One of the major features when it comes to packaging printing is the wide array of substrates that are used, from different papers and boards, to plastic films and foils as well as recycled and biodegradable constructions. This brings with it challenges of colour consistency, drying and resistance properties, as Ms Klemesrud points out.


“The properties of the substrate used affect the end printed colour; the same red may appear different when printed on a paper-based material versus a film material, for example, due to the differences in absorbency of the substrates. Different materials also require different methods of drying during the printing process. Additionally, different substrates may require either primers, overprint varnishes, or both, to ensure longevity of the print on the pack and to ensure resistance through the supply chain into the retail environment and onto the consumer’s home. To ensure the highest print quality possible, printers and converters should always discuss their print aspirations with their ink supplier to ensure viability and ensure design is fit for success.”

Chemical substance restrictions

Ink behaviour on different substrates may differ substantially, and given the different printing technologies, the performance requirements on the ink vary a lot.

“In the past, the requirements for the inks used on paper or cartonboard were usually related to the drying speed, penetration of the inks in the substrate or resistance against scratches during post-processing. Nowadays we have to take into consideration all the chemical substance restrictions that are being updated in various countries, and the suitability of the ink for the end-of-life of packaging, i.e. repulping and recycling,” says Jose Novo, Key Account Manager, Packaging Materials Department, Liquid Ink Business Section, Marketing Division, Toyo Ink Co.


“In the case of flexibles, different plastics present different adhesive properties. In addition, we need to add performance properties needed for lamination processing and, in some cases, for sterilization at high temperatures and pressure. Here, too, we need to give thought to the end of life, considering which disposal, recycling, or other treatment process the packaging will undergo.”

Sustainability and performance

Safety and sustainability have grown in importance in recent years. Manufacturers have been progressively adopting safer chemistry in response to the emergence of chemical safety legislation, as Mr Novo points out.

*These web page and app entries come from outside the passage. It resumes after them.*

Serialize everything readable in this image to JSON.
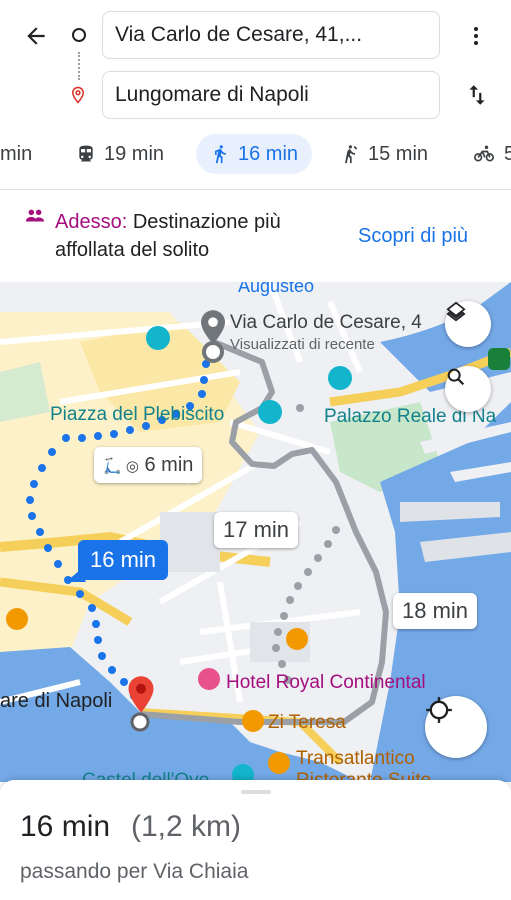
{
  "header": {
    "origin": "Via Carlo de Cesare, 41,...",
    "destination": "Lungomare di Napoli"
  },
  "modes": [
    {
      "label": "min",
      "icon": "car-icon"
    },
    {
      "label": "19 min",
      "icon": "transit-icon"
    },
    {
      "label": "16 min",
      "icon": "walk-icon",
      "active": true
    },
    {
      "label": "15 min",
      "icon": "ride-hailing-icon"
    },
    {
      "label": "5",
      "icon": "bike-icon"
    }
  ],
  "banner": {
    "highlight": "Adesso:",
    "text": " Destinazione più affollata del solito",
    "link": "Scopri di più"
  },
  "map": {
    "labels": {
      "augusteo": "Augusteo",
      "origin_name": "Via Carlo de Cesare, 4",
      "origin_sub": "Visualizzati di recente",
      "plebiscito": "Piazza del Plebiscito",
      "palazzo": "Palazzo Reale di Na",
      "hotel": "Hotel Royal Continental",
      "zi_teresa": "Zi Teresa",
      "transatlantico": "Transatlantico",
      "ristorante": "Ristorante Suite",
      "castel": "Castel dell'Ovo",
      "dest": "are di Napoli"
    },
    "bubbles": {
      "scooter": "6 min",
      "alt1": "17 min",
      "alt2": "18 min",
      "selected": "16 min"
    }
  },
  "summary": {
    "time": "16 min",
    "distance": "(1,2 km)",
    "via": "passando per Via Chiaia"
  },
  "colors": {
    "accent": "#1a73e8",
    "route_alt": "#9aa0a6",
    "water": "#74a9e8",
    "poi": "#a50e7e",
    "pin_red": "#ea4335"
  }
}
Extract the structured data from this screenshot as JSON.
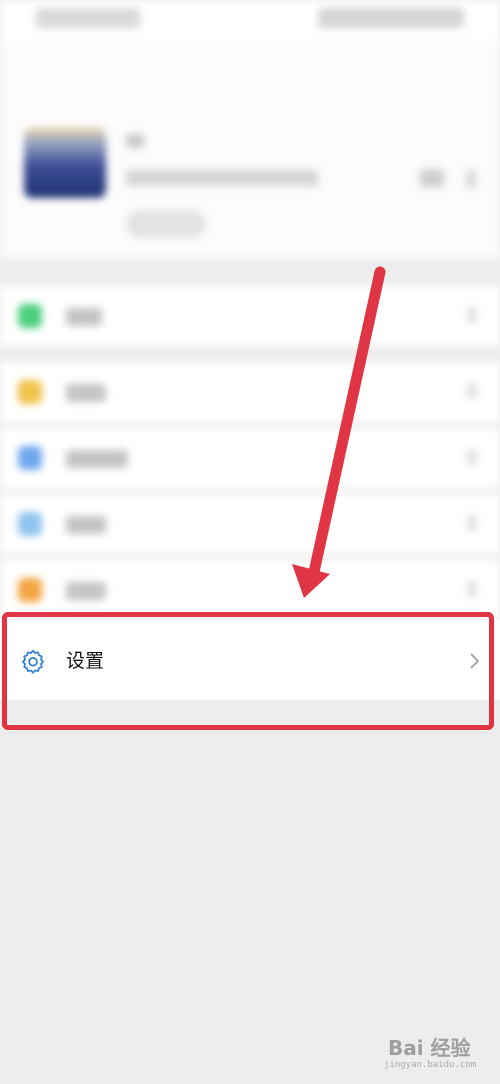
{
  "settings_row": {
    "label": "设置",
    "icon": "gear-icon",
    "icon_color": "#2f80d1"
  },
  "highlight": {
    "color": "#e03545"
  },
  "blurred_rows": [
    {
      "icon_color": "#4cd07d"
    },
    {
      "icon_color": "#f0c24a"
    },
    {
      "icon_color": "#6fa8ee"
    },
    {
      "icon_color": "#8fc4ef"
    },
    {
      "icon_color": "#f5a542"
    }
  ],
  "tabs": [
    {
      "icon": "chat-icon"
    },
    {
      "icon": "contacts-icon"
    },
    {
      "icon": "discover-icon"
    },
    {
      "icon": "me-icon",
      "active_color": "#4fc46a"
    }
  ],
  "watermark": {
    "text": "Bai 经验",
    "sub": "jingyan.baidu.com"
  }
}
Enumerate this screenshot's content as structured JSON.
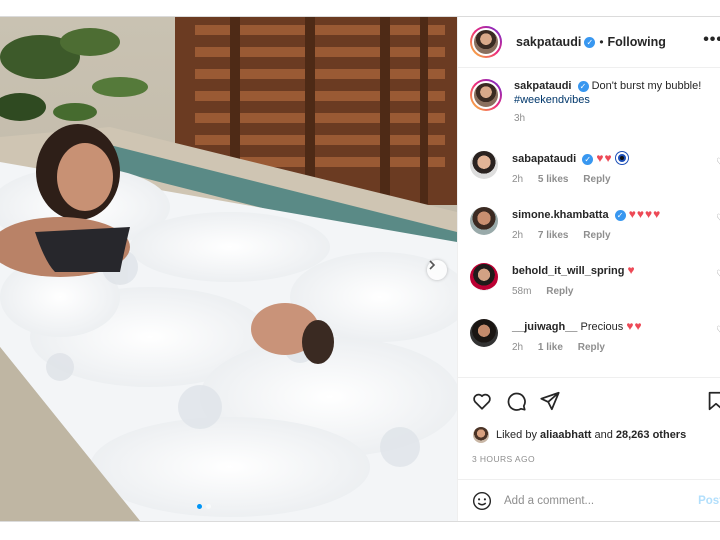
{
  "post": {
    "username": "sakpataudi",
    "follow_status": "Following",
    "separator": "•",
    "more_icon": "more-dots-icon",
    "caption": "Don't burst my bubble!",
    "hashtag": "#weekendvibes",
    "caption_age": "3h"
  },
  "comments": [
    {
      "user": "sabapataudi",
      "text": "",
      "emoji": "♥♥",
      "extra": "nazar-amulet",
      "age": "2h",
      "likes": "5 likes",
      "reply": "Reply"
    },
    {
      "user": "simone.khambatta",
      "text": "",
      "emoji": "♥♥♥♥",
      "age": "2h",
      "likes": "7 likes",
      "reply": "Reply"
    },
    {
      "user": "behold_it_will_spring",
      "text": "",
      "emoji": "♥",
      "age": "58m",
      "reply": "Reply"
    },
    {
      "user": "__juiwagh__",
      "text": "Precious",
      "emoji": "♥♥",
      "age": "2h",
      "likes": "1 like",
      "reply": "Reply"
    }
  ],
  "actions": {
    "liked_by_prefix": "Liked by",
    "liked_by_user": "aliaabhatt",
    "liked_by_and": "and",
    "liked_by_count": "28,263 others",
    "timestamp": "3 HOURS AGO"
  },
  "composer": {
    "placeholder": "Add a comment...",
    "post_label": "Post"
  },
  "colors": {
    "link": "#00376b",
    "verified": "#3897f0",
    "heart": "#ed4956",
    "muted": "#8e8e8e"
  }
}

Apart from the elimination of certain ingredients following the latest legislation in different countries, this also includes inks with lower VOC content and reducing the carbon footprint. Advances have been made for example in highly pigmented inks that evaporate less solvent or water-based inks. However, thinking beyond the inks themselves, Toyo Ink has sought to improve the technology that reduces energy consumption during ink application, for example with highly-reactive UV-curable and LED-curable inks.”

While vibrant colours are of course important, increased attention is given to how inks perform when it comes to recycling. Ms Klemesrud points out that it is important to ensure that its technologies do not compromise the recycling process or recyclability of packaging in any way.

“We have developed inks which are designed for floatable and sinkable labels, assisting the recycling process, along with inks certified for the CADEL deinking system. We have also invested in developing inks with Material Health Certification from Cradle to Cradle for both our water and solvent-based ranges.”

In 2020, Flint Group also launched its TerraCode inks range, a series using sustainable raw materials.

“TerraCode is available in three chemistries suited to specific print requirements and is suitable for a wide array of paper and board and water-based film applications, it includes high water and grease resistant technology for the food service market, as well as a range of high-performance coatings, including direct food contact options, and offers excellent mechanical resistance, resolubility and print performance,” Ms Klemesrud adds.

It seems as though inks and colour management solutions are becoming ever more sophisticated to keep up with growing brand demands around the different sales channels without losing sight of sustainability requirements. We are looking forward to seeing even more innovation in this space in the coming months and years.